---- The data
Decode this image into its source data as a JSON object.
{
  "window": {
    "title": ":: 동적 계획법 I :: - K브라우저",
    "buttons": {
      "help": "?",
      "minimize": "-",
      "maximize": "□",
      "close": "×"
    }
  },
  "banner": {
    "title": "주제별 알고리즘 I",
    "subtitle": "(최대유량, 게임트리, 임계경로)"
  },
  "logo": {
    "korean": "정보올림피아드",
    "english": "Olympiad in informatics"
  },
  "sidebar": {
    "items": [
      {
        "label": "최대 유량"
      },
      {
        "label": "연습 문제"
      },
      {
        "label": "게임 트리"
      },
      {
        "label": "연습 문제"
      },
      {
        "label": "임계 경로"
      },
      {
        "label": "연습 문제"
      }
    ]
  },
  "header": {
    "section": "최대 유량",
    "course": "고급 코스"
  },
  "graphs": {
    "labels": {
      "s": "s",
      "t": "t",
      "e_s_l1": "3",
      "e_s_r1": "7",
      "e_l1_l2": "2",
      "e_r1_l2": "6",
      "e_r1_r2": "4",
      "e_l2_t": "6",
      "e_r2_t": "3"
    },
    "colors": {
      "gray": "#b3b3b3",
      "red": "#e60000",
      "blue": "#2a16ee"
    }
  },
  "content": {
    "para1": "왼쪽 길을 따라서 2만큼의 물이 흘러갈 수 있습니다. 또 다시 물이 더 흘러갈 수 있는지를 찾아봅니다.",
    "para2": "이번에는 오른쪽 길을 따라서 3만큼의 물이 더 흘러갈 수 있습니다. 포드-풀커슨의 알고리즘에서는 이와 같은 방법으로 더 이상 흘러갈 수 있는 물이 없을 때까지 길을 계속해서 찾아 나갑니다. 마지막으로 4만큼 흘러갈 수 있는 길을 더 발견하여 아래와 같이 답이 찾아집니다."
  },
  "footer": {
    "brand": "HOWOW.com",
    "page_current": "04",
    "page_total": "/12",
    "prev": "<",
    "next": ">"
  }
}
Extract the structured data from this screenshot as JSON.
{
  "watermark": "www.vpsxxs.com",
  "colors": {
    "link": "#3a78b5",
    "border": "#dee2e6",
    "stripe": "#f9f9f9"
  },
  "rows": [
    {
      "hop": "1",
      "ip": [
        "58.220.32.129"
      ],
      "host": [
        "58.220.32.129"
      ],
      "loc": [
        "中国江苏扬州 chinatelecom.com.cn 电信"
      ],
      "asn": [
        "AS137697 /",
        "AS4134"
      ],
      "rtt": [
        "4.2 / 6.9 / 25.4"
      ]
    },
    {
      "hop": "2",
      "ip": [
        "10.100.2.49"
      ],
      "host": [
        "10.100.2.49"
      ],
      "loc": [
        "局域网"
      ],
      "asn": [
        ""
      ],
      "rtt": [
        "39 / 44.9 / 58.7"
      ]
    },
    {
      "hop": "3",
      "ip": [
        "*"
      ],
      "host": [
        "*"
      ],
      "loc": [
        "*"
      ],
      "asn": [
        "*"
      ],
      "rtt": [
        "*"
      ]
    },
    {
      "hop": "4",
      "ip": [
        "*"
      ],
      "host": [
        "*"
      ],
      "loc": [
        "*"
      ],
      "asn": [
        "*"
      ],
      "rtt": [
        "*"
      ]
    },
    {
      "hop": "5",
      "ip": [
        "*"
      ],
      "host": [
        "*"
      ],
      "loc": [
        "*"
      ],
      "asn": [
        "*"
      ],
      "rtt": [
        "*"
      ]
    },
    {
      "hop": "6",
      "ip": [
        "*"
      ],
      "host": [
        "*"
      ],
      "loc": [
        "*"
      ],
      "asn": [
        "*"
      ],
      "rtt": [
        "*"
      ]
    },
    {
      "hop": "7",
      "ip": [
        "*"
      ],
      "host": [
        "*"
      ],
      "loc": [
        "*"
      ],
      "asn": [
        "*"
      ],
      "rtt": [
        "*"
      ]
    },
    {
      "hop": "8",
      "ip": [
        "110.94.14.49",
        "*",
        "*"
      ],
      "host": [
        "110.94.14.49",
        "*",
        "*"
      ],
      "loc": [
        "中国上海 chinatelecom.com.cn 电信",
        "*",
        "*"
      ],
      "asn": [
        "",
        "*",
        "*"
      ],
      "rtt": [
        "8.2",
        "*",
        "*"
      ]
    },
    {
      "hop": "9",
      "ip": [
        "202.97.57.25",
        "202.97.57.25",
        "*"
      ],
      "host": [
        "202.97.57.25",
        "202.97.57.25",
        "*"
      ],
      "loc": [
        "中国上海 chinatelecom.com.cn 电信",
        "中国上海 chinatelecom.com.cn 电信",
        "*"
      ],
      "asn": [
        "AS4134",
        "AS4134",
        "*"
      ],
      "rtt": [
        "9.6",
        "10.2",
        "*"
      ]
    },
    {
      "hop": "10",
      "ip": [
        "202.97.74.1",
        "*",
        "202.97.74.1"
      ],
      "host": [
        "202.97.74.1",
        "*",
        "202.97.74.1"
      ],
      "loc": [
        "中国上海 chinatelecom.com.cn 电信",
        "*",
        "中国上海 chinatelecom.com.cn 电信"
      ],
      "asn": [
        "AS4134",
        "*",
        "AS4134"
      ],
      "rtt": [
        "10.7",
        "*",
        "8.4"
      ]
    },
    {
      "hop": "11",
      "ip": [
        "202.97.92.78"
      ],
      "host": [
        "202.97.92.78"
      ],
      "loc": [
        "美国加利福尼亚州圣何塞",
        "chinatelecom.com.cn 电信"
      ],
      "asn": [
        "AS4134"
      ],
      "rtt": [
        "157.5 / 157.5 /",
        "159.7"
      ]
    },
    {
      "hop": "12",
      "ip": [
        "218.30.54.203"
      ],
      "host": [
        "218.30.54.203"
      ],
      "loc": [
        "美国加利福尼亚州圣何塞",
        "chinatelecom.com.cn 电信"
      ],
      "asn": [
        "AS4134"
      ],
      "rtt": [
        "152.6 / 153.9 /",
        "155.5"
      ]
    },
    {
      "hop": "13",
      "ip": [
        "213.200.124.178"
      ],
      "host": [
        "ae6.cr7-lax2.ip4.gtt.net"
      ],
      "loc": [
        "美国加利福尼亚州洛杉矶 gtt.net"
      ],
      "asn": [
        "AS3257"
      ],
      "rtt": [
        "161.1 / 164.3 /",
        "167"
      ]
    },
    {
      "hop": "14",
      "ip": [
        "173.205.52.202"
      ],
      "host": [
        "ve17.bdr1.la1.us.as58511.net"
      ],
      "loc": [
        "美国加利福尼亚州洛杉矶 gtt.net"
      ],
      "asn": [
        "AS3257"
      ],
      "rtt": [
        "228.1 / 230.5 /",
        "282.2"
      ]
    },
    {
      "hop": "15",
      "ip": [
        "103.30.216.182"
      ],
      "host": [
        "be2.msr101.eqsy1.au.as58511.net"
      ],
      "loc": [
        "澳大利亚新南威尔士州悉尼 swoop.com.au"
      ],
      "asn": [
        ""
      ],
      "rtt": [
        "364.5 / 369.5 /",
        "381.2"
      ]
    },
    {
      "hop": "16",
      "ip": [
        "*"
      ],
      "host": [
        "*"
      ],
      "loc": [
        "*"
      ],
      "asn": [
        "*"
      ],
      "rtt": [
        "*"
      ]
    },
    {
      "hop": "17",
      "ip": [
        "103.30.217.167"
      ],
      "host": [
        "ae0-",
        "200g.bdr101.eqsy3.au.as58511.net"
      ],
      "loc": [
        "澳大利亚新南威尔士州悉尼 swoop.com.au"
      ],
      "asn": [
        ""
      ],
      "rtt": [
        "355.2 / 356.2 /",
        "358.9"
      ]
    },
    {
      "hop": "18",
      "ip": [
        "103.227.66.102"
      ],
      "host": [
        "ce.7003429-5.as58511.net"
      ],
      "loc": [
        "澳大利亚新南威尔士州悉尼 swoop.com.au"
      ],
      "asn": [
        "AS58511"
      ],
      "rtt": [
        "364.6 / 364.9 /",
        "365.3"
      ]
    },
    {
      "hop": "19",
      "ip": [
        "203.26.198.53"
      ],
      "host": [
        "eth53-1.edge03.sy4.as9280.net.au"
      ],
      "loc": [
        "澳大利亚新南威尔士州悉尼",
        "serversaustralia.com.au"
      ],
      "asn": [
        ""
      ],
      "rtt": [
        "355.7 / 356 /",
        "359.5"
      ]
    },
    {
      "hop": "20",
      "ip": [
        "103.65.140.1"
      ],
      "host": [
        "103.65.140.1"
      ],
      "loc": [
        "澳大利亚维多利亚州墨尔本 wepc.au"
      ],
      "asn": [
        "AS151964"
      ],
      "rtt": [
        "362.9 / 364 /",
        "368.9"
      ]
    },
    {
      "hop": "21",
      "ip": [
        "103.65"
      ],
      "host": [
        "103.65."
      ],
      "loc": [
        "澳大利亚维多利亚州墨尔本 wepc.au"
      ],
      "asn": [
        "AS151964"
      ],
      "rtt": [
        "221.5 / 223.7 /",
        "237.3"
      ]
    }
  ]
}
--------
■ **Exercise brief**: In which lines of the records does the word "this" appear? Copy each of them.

■ **Solution to the problem**:
Decode this image into its source data as a JSON object.
Extract the structured data from this screenshot as JSON.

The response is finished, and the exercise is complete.